ntroduction—Seals in an Industrial Valve
Valve seals are a critical component in the overall development of a new valve. In addition, upgrading seals in an existing device with the properly selected retrofit has the potential to enhance valve life and performance while reducing leakage and mean time to repair (MTTR).
Valve seals must be selected to provide enhanced durability and life in the end-use application while meeting increasingly stringent performance criteria in regards to leakage and low emissions. Careful evaluation and analysis is required to ensure that the proper valve seal is selected for a new OEM valve design under development as well as a valve being retrofitted or redesigned in an existing installation.
Several valve components require sealing such as:
- Stem packing or gland seals—The stem provides a mechanical connection between the handwheel or handle and valve. The sealing element around a stem consists of a packing material or a combination of seals, followers, O-rings, bellows, spring energized seals, spacers and packing. The seal prevents leaks while allowing the stem to rotate or slide freely.
- Valve Connection Seals—Depending on the valve port or connection type, a seal can be required. While welded valve connections do not require any seal, a welded connection precludes easy removal for maintenance or replacement. Valves with bolted flange connections or face seals typically require gaskets or O-rings. Threaded connections use PTFE tape, joint compound, O-rings or ring seals. Compression fittings can be sealed with flaring, ferrules, O-rings, sealing washers and/or flare seals.
- Bonnet—Valve Body Seals—The valve bonnet or cover holds the stem and steam seals. Seals, sealing rings, O-rings or gaskets are required between the bonnet and valve body.
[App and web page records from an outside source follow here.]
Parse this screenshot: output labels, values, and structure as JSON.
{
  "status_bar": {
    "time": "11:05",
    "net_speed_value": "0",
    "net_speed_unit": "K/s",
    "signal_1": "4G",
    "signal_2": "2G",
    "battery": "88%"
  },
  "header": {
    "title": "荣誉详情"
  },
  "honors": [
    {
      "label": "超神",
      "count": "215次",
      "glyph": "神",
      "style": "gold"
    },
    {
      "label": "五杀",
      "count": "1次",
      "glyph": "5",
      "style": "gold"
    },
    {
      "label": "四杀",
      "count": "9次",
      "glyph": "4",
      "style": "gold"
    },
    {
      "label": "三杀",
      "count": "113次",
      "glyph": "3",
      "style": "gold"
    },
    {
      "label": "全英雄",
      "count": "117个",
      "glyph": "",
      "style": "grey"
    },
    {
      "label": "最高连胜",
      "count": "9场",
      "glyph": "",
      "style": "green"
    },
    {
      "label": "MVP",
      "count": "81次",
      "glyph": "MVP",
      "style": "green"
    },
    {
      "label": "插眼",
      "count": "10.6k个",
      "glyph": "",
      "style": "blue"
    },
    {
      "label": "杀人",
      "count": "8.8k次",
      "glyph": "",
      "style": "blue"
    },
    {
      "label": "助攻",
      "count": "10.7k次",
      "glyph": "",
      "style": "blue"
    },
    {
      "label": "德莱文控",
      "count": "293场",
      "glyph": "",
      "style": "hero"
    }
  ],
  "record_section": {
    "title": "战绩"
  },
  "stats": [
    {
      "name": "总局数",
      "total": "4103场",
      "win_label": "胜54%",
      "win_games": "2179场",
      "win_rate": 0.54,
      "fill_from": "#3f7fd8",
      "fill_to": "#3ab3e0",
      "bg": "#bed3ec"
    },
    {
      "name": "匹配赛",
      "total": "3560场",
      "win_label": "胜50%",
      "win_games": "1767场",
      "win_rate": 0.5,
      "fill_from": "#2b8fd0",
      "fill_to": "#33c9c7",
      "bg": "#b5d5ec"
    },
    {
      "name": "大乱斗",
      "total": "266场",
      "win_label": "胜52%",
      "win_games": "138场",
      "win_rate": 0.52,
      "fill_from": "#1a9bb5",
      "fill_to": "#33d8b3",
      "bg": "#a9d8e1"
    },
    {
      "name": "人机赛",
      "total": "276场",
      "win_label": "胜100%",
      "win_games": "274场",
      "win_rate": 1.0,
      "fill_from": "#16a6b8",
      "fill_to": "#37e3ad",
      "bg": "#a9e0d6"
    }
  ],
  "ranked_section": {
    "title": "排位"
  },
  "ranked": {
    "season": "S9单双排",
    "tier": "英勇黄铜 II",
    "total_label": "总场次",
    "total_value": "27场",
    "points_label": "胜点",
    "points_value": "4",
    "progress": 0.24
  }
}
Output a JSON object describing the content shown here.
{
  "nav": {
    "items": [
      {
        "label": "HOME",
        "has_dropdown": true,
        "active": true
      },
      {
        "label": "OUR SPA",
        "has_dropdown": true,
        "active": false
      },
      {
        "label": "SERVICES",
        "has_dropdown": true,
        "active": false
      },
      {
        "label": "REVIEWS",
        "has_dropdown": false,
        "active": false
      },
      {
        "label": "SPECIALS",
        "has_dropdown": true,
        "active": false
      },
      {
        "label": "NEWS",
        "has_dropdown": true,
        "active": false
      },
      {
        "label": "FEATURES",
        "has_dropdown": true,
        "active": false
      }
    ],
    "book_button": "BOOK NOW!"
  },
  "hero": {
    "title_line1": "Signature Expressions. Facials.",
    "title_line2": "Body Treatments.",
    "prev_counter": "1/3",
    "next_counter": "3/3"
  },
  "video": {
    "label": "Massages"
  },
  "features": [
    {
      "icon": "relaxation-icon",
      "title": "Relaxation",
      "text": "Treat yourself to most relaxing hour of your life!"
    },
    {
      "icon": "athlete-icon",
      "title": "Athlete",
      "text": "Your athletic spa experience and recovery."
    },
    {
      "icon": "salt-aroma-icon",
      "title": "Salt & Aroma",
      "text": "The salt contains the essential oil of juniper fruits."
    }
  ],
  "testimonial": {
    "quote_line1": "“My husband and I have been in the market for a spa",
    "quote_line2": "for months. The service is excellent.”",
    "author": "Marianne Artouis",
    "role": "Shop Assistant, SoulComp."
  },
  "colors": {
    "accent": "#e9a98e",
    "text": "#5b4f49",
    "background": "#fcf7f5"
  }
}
On larger valves, the bonnet is often bolted to the valve body or larger valve and sealed with a bonnet gasket.
- Valve disk and seat “seals”—Certain valves have a seal material between the plug and seat or seat and body. Some valves use a corrosion and wear resistant alloy to maintain sealing between the plug and seat with aggressive media.
- Sensor or gauge connections—Instrumented valves with integral pressure gauges or other sensors may require a diaphragm seal to protect the instrumentation while reading pressure.
- Valve Seal Functions and Performance
Valve seals have an impact on the main functions of valves, which are to control flow and prevent leakage. Valve seals are critical in preventing the escape of the liquid or gaseous media in the valve such as the fugitive emissions of volatile compounds, release of hazardous or toxic media (gases or liquids), or leak of corrosive compounds into the environment. Bonnet, stem and connection seals also prevent the ingress of contamination into the media flowing through the valve such as bacteria, dust, chemicals, oil or other environmental contaminants. Ingress of contaminants can destroy downstream products and trigger expensive shut downs until the contamination source is found and repaired. The valve seat or plug seals prevent leaks of media past a closed valve seat and in some design-enabled functions of valve mechanisms (e.g., prevent leaks between separate ports or a pressure balancing chamber, diaphragm valve membranes,
gate seals, ball seals).